UNStudio's Station Arnhem photographed by Hufton + Crow

UNStudio's new station for Arnhem photographed by Hufton + Crow

These new pictures by photography duo Hufton + Crow reveal the curvaceous form of UNStudio's new transport terminal in Arnhem, the Netherlands (+ slideshow).

Arnhem Station by UNStudio

The £27 million Station Arnhem opened to the public last month, nearly 20 years after Amsterdam-based UNStudio won the competition to both design the new building and overhaul the surrounding public spaces.

Arnhem Station by UNStudio

The building's undulating form is intended to resemble a Klein Bottle – a three-dimensional shape that merges two Möbius strips together, creating a closed surface with only one side.

Arnhem Station by UNStudio

Boat-building techniques were used to construct it, using steel instead of concrete to make it more lightweight. The result is a 5,355-square-metre transfer hall with column-free spans of up to 60 metres wide.

Arnhem Station by UNStudio

The four-storey-high building replaces a 1950s train station that stood on the the site previously, and was completed in collaboration with engineering firm Arup.

Arnhem Station by UNStudio

It includes all of the waiting areas and facilities for trains, trams and buses, as well as numerous shops, restaurants, offices and a conference centre.

There are also two underground levels for bicycle storage and car parking.

Arnhem Station by UNStudio

"Arnhem Central is no longer just a train station. It has become a transfer hub," said architect and studio principal Ben van Berkel, whose other projects include Rotterdam's Erasmus Bridge and the Theatre de Stoep in Spijkenisse.

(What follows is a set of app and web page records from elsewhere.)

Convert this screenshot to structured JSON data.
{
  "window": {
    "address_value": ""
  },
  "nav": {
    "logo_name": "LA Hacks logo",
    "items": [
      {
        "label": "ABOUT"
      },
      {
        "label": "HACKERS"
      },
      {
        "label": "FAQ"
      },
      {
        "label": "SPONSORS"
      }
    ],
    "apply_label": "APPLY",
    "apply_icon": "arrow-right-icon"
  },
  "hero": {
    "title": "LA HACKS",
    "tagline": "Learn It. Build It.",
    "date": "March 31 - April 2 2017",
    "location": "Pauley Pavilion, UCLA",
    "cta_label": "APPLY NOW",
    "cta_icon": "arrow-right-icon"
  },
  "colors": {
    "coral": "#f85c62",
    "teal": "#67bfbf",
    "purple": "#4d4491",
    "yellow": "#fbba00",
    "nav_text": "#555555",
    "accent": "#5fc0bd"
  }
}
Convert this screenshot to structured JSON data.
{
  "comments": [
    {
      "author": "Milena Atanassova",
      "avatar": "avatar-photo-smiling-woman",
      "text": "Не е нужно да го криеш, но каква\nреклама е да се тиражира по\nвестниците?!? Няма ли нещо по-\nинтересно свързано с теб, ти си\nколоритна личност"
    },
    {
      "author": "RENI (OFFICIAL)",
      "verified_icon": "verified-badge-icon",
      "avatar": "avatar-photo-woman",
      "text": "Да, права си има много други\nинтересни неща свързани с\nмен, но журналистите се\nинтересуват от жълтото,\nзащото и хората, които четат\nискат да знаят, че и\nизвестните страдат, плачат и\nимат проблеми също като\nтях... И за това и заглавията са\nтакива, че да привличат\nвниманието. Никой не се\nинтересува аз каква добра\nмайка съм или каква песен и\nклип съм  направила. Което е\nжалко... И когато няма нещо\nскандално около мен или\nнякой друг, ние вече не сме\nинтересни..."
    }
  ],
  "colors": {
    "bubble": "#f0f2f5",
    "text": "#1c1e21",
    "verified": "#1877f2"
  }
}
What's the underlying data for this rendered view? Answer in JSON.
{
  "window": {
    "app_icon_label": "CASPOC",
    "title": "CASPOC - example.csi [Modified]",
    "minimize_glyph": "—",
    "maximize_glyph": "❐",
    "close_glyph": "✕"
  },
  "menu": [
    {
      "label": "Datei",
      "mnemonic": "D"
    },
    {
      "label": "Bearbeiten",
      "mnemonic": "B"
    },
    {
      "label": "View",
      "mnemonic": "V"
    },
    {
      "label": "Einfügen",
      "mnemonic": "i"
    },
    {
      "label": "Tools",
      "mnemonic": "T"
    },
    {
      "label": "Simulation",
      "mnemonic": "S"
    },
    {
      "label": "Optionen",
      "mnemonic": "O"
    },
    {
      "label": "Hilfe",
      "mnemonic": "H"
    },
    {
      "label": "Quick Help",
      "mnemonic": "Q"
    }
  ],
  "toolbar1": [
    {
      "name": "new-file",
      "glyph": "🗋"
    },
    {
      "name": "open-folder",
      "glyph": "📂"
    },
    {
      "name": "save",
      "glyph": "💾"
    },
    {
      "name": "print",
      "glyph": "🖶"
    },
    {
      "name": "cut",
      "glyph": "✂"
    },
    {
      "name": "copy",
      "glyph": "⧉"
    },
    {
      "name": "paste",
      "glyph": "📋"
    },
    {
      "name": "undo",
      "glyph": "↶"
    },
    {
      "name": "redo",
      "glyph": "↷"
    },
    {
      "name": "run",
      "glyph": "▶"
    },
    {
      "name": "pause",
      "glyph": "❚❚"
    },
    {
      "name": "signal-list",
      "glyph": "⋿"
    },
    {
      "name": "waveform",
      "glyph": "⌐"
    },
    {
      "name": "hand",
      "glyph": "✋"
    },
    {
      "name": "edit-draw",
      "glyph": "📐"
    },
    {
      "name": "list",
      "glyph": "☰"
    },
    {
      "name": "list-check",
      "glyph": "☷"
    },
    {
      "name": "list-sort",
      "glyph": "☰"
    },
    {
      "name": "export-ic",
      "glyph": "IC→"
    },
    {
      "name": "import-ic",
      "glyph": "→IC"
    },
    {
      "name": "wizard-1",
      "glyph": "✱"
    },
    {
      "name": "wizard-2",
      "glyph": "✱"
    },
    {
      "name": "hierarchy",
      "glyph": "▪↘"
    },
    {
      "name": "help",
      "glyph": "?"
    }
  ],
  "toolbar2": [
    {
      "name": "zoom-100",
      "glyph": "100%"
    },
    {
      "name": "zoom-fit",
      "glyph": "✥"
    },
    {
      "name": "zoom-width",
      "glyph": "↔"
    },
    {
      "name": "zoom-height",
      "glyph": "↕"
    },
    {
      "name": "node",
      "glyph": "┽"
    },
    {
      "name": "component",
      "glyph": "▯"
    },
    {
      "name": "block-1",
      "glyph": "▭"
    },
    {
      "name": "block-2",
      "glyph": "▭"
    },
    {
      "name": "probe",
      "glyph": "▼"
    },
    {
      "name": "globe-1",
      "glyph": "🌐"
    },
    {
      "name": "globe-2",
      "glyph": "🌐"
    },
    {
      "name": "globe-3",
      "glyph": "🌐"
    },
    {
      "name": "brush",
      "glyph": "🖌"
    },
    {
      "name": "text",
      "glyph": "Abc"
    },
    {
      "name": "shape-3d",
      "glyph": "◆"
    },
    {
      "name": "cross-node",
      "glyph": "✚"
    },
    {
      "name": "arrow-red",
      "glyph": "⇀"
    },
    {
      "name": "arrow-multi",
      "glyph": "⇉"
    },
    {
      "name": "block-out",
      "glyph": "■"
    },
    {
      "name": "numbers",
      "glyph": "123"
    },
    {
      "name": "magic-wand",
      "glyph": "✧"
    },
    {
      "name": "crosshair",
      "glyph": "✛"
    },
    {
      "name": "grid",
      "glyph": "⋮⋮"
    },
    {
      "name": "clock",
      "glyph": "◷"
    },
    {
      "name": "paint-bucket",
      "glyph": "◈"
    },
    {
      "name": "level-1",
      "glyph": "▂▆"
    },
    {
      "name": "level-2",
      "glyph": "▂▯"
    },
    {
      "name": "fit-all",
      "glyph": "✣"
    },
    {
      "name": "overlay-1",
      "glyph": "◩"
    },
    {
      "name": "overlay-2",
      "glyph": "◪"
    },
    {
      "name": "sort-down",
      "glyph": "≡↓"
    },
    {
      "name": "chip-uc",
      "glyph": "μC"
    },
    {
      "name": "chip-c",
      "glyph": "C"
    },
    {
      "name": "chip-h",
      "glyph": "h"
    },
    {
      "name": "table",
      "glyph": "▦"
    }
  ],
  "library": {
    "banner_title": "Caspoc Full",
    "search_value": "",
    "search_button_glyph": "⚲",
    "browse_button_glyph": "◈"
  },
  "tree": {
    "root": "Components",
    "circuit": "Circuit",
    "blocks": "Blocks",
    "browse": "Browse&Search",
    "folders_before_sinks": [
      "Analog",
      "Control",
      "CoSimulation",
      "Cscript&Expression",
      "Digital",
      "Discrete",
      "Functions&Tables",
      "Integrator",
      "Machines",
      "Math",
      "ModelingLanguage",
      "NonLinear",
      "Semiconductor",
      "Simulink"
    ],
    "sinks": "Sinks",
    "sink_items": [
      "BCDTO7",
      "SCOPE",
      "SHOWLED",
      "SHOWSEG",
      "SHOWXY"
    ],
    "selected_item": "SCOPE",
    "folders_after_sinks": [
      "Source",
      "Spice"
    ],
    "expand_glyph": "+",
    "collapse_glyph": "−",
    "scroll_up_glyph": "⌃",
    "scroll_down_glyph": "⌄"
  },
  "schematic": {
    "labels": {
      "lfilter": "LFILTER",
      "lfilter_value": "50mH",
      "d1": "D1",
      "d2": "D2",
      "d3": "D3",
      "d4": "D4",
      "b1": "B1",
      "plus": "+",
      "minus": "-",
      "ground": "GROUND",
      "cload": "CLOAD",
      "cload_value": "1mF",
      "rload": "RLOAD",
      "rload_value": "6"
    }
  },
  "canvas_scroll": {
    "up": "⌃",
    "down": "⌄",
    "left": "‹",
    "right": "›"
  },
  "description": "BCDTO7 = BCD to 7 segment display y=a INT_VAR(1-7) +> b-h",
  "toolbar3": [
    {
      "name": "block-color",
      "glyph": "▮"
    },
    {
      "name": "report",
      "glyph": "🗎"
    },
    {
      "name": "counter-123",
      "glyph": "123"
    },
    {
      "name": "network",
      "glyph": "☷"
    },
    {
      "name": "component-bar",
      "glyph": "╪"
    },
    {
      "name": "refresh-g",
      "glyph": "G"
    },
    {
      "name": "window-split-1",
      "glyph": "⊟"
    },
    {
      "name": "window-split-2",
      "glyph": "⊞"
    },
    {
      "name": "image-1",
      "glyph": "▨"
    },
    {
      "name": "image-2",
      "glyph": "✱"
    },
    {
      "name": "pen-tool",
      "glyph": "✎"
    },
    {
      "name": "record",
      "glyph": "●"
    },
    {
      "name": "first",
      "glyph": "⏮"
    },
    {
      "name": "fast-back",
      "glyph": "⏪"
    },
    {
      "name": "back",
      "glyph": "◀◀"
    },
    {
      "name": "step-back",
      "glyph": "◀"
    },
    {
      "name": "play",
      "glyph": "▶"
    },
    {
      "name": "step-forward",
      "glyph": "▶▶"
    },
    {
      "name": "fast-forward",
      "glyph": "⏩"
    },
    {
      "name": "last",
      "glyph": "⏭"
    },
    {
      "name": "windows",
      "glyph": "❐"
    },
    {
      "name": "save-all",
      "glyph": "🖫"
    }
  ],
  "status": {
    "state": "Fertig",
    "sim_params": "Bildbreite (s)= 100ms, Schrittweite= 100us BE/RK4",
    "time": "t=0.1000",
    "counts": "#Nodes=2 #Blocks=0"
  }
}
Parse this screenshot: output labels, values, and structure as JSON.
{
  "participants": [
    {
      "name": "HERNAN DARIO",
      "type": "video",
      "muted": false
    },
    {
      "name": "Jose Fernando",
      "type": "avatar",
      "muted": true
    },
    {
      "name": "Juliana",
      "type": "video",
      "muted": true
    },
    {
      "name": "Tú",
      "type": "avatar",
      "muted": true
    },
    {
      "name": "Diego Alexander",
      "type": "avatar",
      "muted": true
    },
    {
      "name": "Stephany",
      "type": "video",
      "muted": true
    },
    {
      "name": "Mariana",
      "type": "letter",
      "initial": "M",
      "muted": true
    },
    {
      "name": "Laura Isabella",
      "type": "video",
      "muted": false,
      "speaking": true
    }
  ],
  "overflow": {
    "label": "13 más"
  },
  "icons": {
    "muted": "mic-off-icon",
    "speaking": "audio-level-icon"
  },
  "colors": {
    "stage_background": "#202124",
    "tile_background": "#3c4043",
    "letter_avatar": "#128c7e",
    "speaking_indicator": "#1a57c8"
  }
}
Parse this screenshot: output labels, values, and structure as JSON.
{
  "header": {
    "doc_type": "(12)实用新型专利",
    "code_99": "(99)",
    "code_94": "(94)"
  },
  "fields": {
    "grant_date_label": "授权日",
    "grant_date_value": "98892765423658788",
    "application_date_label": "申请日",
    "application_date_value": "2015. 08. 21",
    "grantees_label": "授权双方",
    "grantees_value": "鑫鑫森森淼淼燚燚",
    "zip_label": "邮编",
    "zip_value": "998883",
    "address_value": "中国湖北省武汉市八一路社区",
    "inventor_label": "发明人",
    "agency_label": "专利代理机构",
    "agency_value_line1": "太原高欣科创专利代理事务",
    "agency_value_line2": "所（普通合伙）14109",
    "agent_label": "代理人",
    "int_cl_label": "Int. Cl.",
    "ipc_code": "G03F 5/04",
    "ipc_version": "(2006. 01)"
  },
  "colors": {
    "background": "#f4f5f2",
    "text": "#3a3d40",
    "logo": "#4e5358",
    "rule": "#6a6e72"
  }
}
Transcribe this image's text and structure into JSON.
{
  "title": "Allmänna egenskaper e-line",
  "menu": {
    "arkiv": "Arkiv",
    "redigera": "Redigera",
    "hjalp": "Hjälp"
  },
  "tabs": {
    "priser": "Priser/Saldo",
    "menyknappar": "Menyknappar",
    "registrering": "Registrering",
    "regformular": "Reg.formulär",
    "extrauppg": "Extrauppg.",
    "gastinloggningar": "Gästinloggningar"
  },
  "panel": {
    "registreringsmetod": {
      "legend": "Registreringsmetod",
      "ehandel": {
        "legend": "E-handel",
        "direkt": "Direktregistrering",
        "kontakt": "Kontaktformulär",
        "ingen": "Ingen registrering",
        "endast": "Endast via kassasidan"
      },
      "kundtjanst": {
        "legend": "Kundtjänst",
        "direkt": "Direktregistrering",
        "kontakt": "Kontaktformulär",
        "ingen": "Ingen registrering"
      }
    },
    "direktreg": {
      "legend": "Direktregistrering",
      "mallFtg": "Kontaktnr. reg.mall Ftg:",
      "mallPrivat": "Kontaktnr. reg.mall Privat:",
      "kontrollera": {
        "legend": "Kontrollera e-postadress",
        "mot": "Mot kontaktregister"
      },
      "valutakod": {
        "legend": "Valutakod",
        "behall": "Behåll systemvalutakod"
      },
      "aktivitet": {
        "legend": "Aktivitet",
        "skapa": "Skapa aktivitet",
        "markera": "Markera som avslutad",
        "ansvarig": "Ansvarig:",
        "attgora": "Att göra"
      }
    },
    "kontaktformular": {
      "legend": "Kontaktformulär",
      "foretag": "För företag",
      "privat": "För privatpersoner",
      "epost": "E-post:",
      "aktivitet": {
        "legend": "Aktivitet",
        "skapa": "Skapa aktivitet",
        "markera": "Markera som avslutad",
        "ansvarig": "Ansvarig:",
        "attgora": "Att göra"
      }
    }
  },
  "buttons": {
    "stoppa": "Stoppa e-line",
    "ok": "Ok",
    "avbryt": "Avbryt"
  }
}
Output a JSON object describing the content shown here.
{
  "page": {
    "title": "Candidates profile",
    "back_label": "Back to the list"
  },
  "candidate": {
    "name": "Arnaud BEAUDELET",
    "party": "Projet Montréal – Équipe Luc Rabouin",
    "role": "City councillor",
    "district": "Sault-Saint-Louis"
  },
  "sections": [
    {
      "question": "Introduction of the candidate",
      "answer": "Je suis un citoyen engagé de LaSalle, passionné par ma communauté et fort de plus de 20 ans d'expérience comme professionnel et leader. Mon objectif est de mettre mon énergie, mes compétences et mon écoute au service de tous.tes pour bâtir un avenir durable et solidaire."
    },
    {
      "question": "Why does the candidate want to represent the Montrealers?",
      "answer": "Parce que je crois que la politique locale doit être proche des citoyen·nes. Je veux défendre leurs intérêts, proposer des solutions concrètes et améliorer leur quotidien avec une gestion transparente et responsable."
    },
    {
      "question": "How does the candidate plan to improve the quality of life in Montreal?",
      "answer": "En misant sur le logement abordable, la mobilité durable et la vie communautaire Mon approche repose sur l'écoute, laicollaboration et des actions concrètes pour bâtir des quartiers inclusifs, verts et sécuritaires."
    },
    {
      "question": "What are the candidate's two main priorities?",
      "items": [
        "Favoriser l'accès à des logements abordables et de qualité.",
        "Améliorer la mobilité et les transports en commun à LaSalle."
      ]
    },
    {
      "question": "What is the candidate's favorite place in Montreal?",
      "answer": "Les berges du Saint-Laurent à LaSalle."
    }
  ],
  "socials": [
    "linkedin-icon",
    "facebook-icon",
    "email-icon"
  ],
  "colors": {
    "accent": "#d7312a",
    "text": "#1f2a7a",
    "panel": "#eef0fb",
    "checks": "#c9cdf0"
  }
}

Arnhem Station by UNStudio

"We wanted to give a new and vital impetus to station design, so rather than merely designing the station around the activities and people flows that already took place there, the expanded architecture of the new transfer terminal directs and determines how people use and move around the building," he added.

Arnhem Station by UNStudio

Curved ground surfaces extend upwards to become walls and ceilings, as well as raised walkways. There are also large curved openings that have been infilled with glazing to create grand windows and skylights.

Arnhem Station by UNStudio

According to UNStudio, the building makes use of "V-walls" – an arrangement of load-bearing concrete that helps to balance out the load of the complex geometries.

Arnhem Station by UNStudio

The aim is for the station to accommodate up to 110,000 commuters per day by 2020.

The surrounding area area is also set to be transformed, with 160,000 square metres of offices, shops and a cinema complex.

Arnhem Station by UNStudio

Photography is by Hufton + Crow. Dezeen interviewed the duo earlier this year about the advantages of digital photography, and why retouching is just as important as shooting.